PROBLEM TO WORK ON:
The records below are to be restated word for word; their pictures are not.

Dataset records
_ _ _ _ _ _ _
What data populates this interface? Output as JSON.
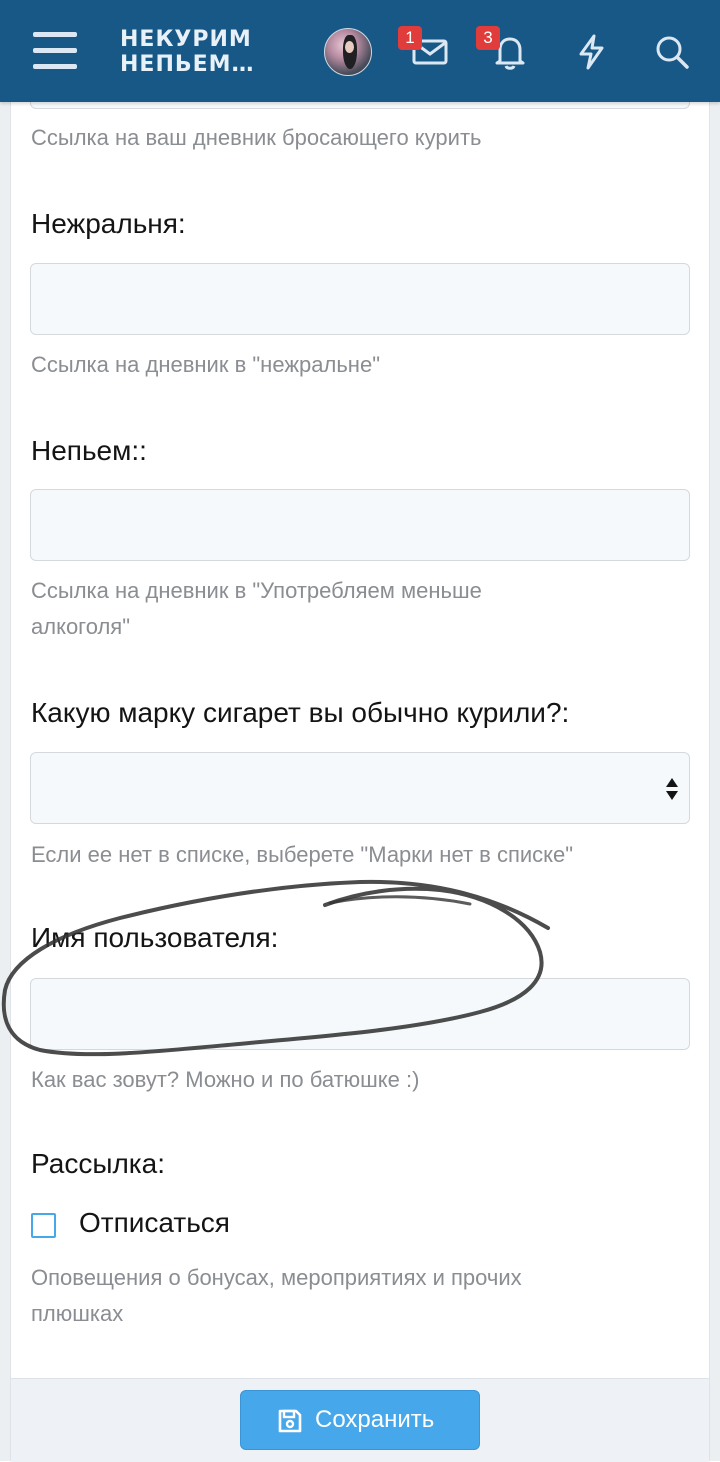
{
  "header": {
    "logo_line1": "НЕКУРИМ",
    "logo_line2": "НЕПЬЕМ…",
    "messages_badge": "1",
    "notifications_badge": "3",
    "icons": [
      "menu-icon",
      "envelope-icon",
      "bell-icon",
      "lightning-icon",
      "search-icon"
    ]
  },
  "form": {
    "diary_hint": "Ссылка на ваш дневник бросающего курить",
    "nezhralnya_label": "Нежральня:",
    "nezhralnya_value": "",
    "nezhralnya_hint": "Ссылка на дневник в \"нежральне\"",
    "nepyem_label": "Непьем::",
    "nepyem_value": "",
    "nepyem_hint_line1": "Ссылка на дневник в \"Употребляем меньше",
    "nepyem_hint_line2": "алкоголя\"",
    "brand_label": "Какую марку сигарет вы обычно курили?:",
    "brand_value": "",
    "brand_hint": "Если ее нет в списке, выберете \"Марки нет в списке\"",
    "username_label": "Имя пользователя:",
    "username_value": "",
    "username_hint": "Как вас зовут? Можно и по батюшке :)",
    "mailing_label": "Рассылка:",
    "unsubscribe_label": "Отписаться",
    "unsubscribe_checked": false,
    "mailing_hint_line1": "Оповещения о бонусах, мероприятиях и прочих",
    "mailing_hint_line2": "плюшках"
  },
  "footer": {
    "save_label": "Сохранить"
  },
  "colors": {
    "header_bg": "#185886",
    "accent": "#47a7eb",
    "badge": "#e03c3c",
    "hint_text": "#8a8d91"
  }
}
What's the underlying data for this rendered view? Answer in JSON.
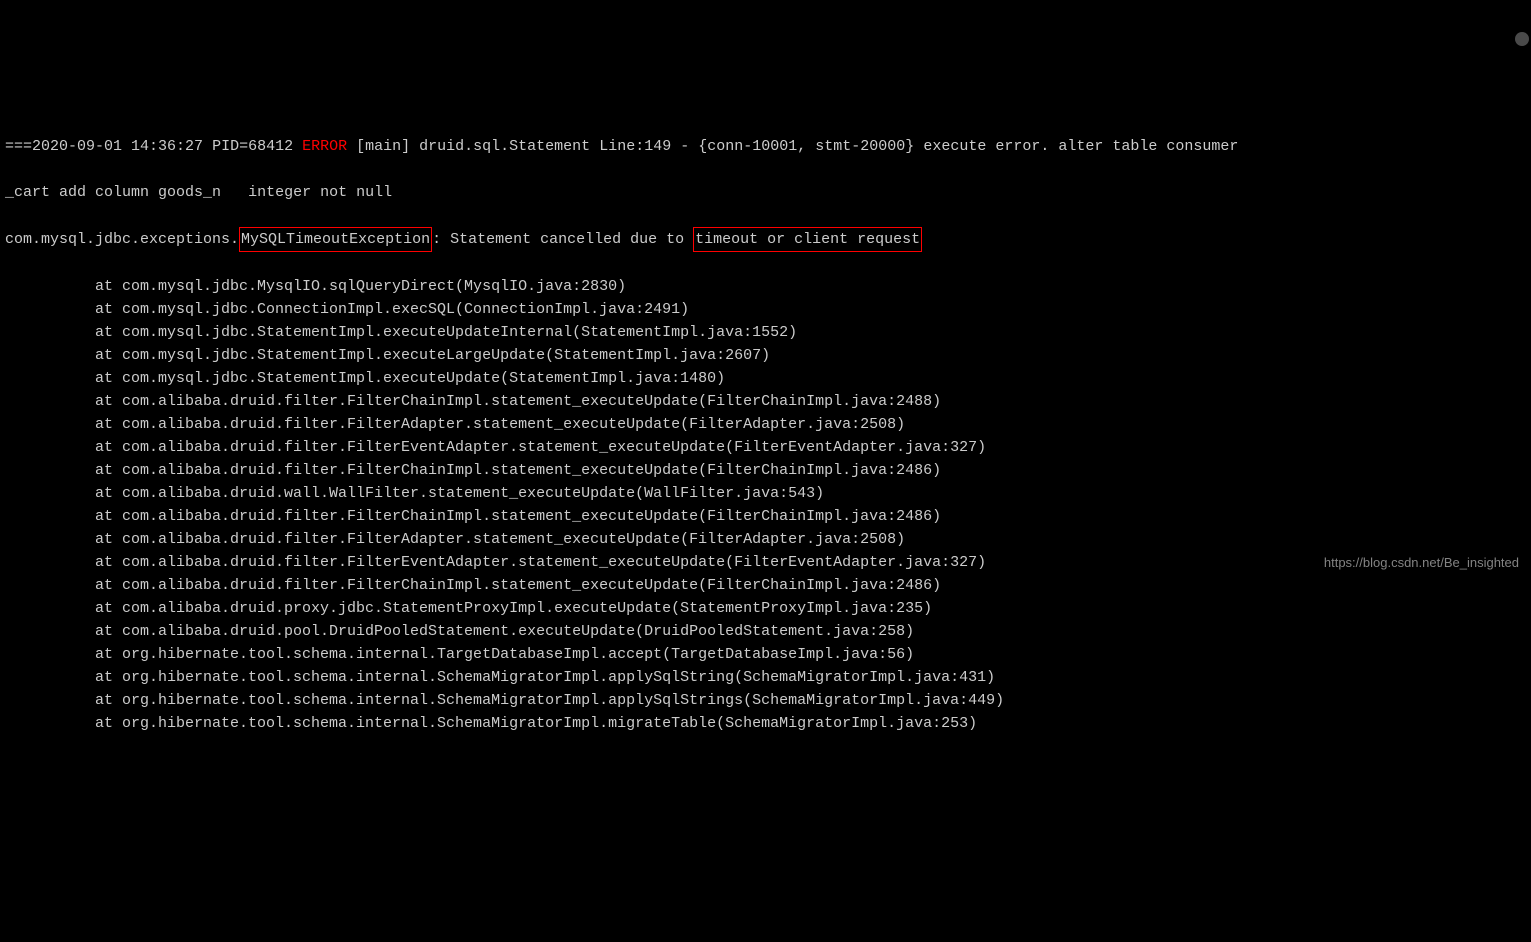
{
  "header": {
    "prefix": "===",
    "timestamp": "2020-09-01 14:36:27",
    "pid": "PID=68412",
    "level": "ERROR",
    "thread": "[main]",
    "logger": "druid.sql.Statement",
    "line": "Line:149",
    "separator": "-",
    "context": "{conn-10001, stmt-20000}",
    "message": "execute error.",
    "sql_part1": "alter table consumer",
    "sql_part2": "_cart add column goods_n",
    "sql_part3": "integer not null"
  },
  "exception": {
    "package": "com.mysql.jdbc.exceptions.",
    "class": "MySQLTimeoutException",
    "colon": ":",
    "message_prefix": " Statement cancelled due to ",
    "message_highlight": "timeout or client request"
  },
  "stacktrace": [
    "at com.mysql.jdbc.MysqlIO.sqlQueryDirect(MysqlIO.java:2830)",
    "at com.mysql.jdbc.ConnectionImpl.execSQL(ConnectionImpl.java:2491)",
    "at com.mysql.jdbc.StatementImpl.executeUpdateInternal(StatementImpl.java:1552)",
    "at com.mysql.jdbc.StatementImpl.executeLargeUpdate(StatementImpl.java:2607)",
    "at com.mysql.jdbc.StatementImpl.executeUpdate(StatementImpl.java:1480)",
    "at com.alibaba.druid.filter.FilterChainImpl.statement_executeUpdate(FilterChainImpl.java:2488)",
    "at com.alibaba.druid.filter.FilterAdapter.statement_executeUpdate(FilterAdapter.java:2508)",
    "at com.alibaba.druid.filter.FilterEventAdapter.statement_executeUpdate(FilterEventAdapter.java:327)",
    "at com.alibaba.druid.filter.FilterChainImpl.statement_executeUpdate(FilterChainImpl.java:2486)",
    "at com.alibaba.druid.wall.WallFilter.statement_executeUpdate(WallFilter.java:543)",
    "at com.alibaba.druid.filter.FilterChainImpl.statement_executeUpdate(FilterChainImpl.java:2486)",
    "at com.alibaba.druid.filter.FilterAdapter.statement_executeUpdate(FilterAdapter.java:2508)",
    "at com.alibaba.druid.filter.FilterEventAdapter.statement_executeUpdate(FilterEventAdapter.java:327)",
    "at com.alibaba.druid.filter.FilterChainImpl.statement_executeUpdate(FilterChainImpl.java:2486)",
    "at com.alibaba.druid.proxy.jdbc.StatementProxyImpl.executeUpdate(StatementProxyImpl.java:235)",
    "at com.alibaba.druid.pool.DruidPooledStatement.executeUpdate(DruidPooledStatement.java:258)",
    "at org.hibernate.tool.schema.internal.TargetDatabaseImpl.accept(TargetDatabaseImpl.java:56)",
    "at org.hibernate.tool.schema.internal.SchemaMigratorImpl.applySqlString(SchemaMigratorImpl.java:431)",
    "at org.hibernate.tool.schema.internal.SchemaMigratorImpl.applySqlStrings(SchemaMigratorImpl.java:449)",
    "at org.hibernate.tool.schema.internal.SchemaMigratorImpl.migrateTable(SchemaMigratorImpl.java:253)"
  ],
  "watermark": "https://blog.csdn.net/Be_insighted"
}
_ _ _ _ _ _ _
EXPECTED ANSWER:
What data populates this interface? Output as JSON.
{
  "header": {
    "logo_line1": "НЕКУРИМ",
    "logo_line2": "НЕПЬЕМ…",
    "messages_badge": "1",
    "notifications_badge": "3",
    "icons": [
      "menu-icon",
      "envelope-icon",
      "bell-icon",
      "lightning-icon",
      "search-icon"
    ]
  },
  "form": {
    "diary_hint": "Ссылка на ваш дневник бросающего курить",
    "nezhralnya_label": "Нежральня:",
    "nezhralnya_value": "",
    "nezhralnya_hint": "Ссылка на дневник в \"нежральне\"",
    "nepyem_label": "Непьем::",
    "nepyem_value": "",
    "nepyem_hint_line1": "Ссылка на дневник в \"Употребляем меньше",
    "nepyem_hint_line2": "алкоголя\"",
    "brand_label": "Какую марку сигарет вы обычно курили?:",
    "brand_value": "",
    "brand_hint": "Если ее нет в списке, выберете \"Марки нет в списке\"",
    "username_label": "Имя пользователя:",
    "username_value": "",
    "username_hint": "Как вас зовут? Можно и по батюшке :)",
    "mailing_label": "Рассылка:",
    "unsubscribe_label": "Отписаться",
    "unsubscribe_checked": false,
    "mailing_hint_line1": "Оповещения о бонусах, мероприятиях и прочих",
    "mailing_hint_line2": "плюшках"
  },
  "footer": {
    "save_label": "Сохранить"
  },
  "colors": {
    "header_bg": "#185886",
    "accent": "#47a7eb",
    "badge": "#e03c3c",
    "hint_text": "#8a8d91"
  }
}
What's the underlying data for this rendered view? Answer in JSON.
{
  "header": {
    "prefix": "===",
    "timestamp": "2020-09-01 14:36:27",
    "pid": "PID=68412",
    "level": "ERROR",
    "thread": "[main]",
    "logger": "druid.sql.Statement",
    "line": "Line:149",
    "separator": "-",
    "context": "{conn-10001, stmt-20000}",
    "message": "execute error.",
    "sql_part1": "alter table consumer",
    "sql_part2": "_cart add column goods_n",
    "sql_part3": "integer not null"
  },
  "exception": {
    "package": "com.mysql.jdbc.exceptions.",
    "class": "MySQLTimeoutException",
    "colon": ":",
    "message_prefix": " Statement cancelled due to ",
    "message_highlight": "timeout or client request"
  },
  "stacktrace": [
    "at com.mysql.jdbc.MysqlIO.sqlQueryDirect(MysqlIO.java:2830)",
    "at com.mysql.jdbc.ConnectionImpl.execSQL(ConnectionImpl.java:2491)",
    "at com.mysql.jdbc.StatementImpl.executeUpdateInternal(StatementImpl.java:1552)",
    "at com.mysql.jdbc.StatementImpl.executeLargeUpdate(StatementImpl.java:2607)",
    "at com.mysql.jdbc.StatementImpl.executeUpdate(StatementImpl.java:1480)",
    "at com.alibaba.druid.filter.FilterChainImpl.statement_executeUpdate(FilterChainImpl.java:2488)",
    "at com.alibaba.druid.filter.FilterAdapter.statement_executeUpdate(FilterAdapter.java:2508)",
    "at com.alibaba.druid.filter.FilterEventAdapter.statement_executeUpdate(FilterEventAdapter.java:327)",
    "at com.alibaba.druid.filter.FilterChainImpl.statement_executeUpdate(FilterChainImpl.java:2486)",
    "at com.alibaba.druid.wall.WallFilter.statement_executeUpdate(WallFilter.java:543)",
    "at com.alibaba.druid.filter.FilterChainImpl.statement_executeUpdate(FilterChainImpl.java:2486)",
    "at com.alibaba.druid.filter.FilterAdapter.statement_executeUpdate(FilterAdapter.java:2508)",
    "at com.alibaba.druid.filter.FilterEventAdapter.statement_executeUpdate(FilterEventAdapter.java:327)",
    "at com.alibaba.druid.filter.FilterChainImpl.statement_executeUpdate(FilterChainImpl.java:2486)",
    "at com.alibaba.druid.proxy.jdbc.StatementProxyImpl.executeUpdate(StatementProxyImpl.java:235)",
    "at com.alibaba.druid.pool.DruidPooledStatement.executeUpdate(DruidPooledStatement.java:258)",
    "at org.hibernate.tool.schema.internal.TargetDatabaseImpl.accept(TargetDatabaseImpl.java:56)",
    "at org.hibernate.tool.schema.internal.SchemaMigratorImpl.applySqlString(SchemaMigratorImpl.java:431)",
    "at org.hibernate.tool.schema.internal.SchemaMigratorImpl.applySqlStrings(SchemaMigratorImpl.java:449)",
    "at org.hibernate.tool.schema.internal.SchemaMigratorImpl.migrateTable(SchemaMigratorImpl.java:253)"
  ],
  "watermark": "https://blog.csdn.net/Be_insighted"
}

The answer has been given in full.